Iowa stalker arrested for hiding three AirTags in victim's vehicle
AppleInsider may earn an affiliate commission on purchases made through links on our site.
An Iowa man has been arrested for AirTags stalking a person he mistakenly believed he was married to, in yet another case where Apple's tracker is used for criminal activity.
Carl Steven Shawver of Bettendorf, Iowa, was arrested on Saturday and charged with stalking and the unauthorized use of GPS. The 63-year-old was caught multiple times misusing AirTags to track down a woman, in an unusual stalking instance.
On December 5, court documents state a person was alerted by their smartphone that their movements were being tracked, in what sounds like Apple's anti-stalking notification feature in action. An AirTag was discovered on the person's spare tire, which they took to West Des Moines Police.
Shawver visited the police station the next day to try and find the victim, reports Keloland.com. He claimed that the victim was married to him, and that he had placed the AirTag on the vehicle as he believed they were having an affair.

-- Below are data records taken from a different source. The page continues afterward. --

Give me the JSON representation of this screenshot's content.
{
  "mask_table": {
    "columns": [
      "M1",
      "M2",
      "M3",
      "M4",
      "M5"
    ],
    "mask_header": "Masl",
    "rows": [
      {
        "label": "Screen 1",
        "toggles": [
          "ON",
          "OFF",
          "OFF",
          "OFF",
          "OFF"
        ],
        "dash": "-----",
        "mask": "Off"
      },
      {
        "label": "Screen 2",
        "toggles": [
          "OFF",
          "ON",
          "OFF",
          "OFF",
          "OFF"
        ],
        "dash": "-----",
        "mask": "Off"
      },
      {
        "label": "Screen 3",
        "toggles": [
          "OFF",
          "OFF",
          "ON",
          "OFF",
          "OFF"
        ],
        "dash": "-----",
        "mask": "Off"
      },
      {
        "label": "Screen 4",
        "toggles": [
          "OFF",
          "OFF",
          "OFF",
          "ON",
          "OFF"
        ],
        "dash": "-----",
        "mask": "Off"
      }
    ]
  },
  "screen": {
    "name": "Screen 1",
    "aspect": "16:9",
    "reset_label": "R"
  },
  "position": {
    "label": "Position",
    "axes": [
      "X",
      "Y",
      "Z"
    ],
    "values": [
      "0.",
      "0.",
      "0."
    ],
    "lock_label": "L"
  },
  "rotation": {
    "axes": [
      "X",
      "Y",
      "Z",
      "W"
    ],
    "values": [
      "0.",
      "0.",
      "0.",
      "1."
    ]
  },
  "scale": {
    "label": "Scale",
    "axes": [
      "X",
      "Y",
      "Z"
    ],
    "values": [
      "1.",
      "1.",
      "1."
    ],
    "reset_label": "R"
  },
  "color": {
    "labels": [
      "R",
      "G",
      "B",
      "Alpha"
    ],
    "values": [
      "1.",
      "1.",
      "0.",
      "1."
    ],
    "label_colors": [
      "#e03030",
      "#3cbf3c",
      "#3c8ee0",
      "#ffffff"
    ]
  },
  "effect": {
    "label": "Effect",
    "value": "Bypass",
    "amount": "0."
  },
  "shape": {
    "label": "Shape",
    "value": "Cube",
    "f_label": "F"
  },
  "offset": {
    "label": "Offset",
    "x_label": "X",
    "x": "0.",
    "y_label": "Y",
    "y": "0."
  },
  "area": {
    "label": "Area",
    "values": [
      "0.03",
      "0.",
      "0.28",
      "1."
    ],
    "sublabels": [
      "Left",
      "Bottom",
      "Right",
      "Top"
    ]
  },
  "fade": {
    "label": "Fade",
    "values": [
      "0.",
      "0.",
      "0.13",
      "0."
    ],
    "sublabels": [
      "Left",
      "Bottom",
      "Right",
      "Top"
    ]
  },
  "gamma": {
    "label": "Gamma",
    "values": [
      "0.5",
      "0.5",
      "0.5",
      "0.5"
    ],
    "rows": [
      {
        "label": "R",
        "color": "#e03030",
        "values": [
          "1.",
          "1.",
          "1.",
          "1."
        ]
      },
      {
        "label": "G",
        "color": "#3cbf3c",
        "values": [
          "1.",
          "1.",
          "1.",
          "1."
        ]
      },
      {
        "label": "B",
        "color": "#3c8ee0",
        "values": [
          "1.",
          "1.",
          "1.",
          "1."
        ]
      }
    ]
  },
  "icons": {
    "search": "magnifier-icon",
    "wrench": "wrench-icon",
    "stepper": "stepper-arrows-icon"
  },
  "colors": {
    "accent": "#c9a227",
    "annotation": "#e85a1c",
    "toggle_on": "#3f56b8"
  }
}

The claims of marriage were not true, as the two never had a relationship to begin with. The victim also reportedly blocked Shawver from calling or messaging them.
With the first AirTag in police custody, a second was discovered on December 7, after the victim received another notification that they were being tracked. This time, the AirTag was discovered in a wallet within a plastic sandwich bag, again on top of the spare tire.
A third was found not long after, yet again following the tracking notification. Using a mechanic shop lift to check under the vehicle, the AirTag was found wrapped in plastic an din a plastic case, attached to the subframe.
With all AirTags in evidence at the station, a police officer saw Shawver in his vehicle at the station's parking lot. Later, during a traffic stop by the officer, Shawver tried to claim he had agreed with the victim to meet at the station.
The man was taken to Polk County Jail on a $3,000 bond, with a preliminary hearing set for December 19.
The story is the latest to involve Apple's tracking device, which in early December became the target of a lawsuit. The legal complaint accuses Apple of producing an unsafe device due to the potential for it to be used for stalking, and claims Apple's safeguards are "inadequate."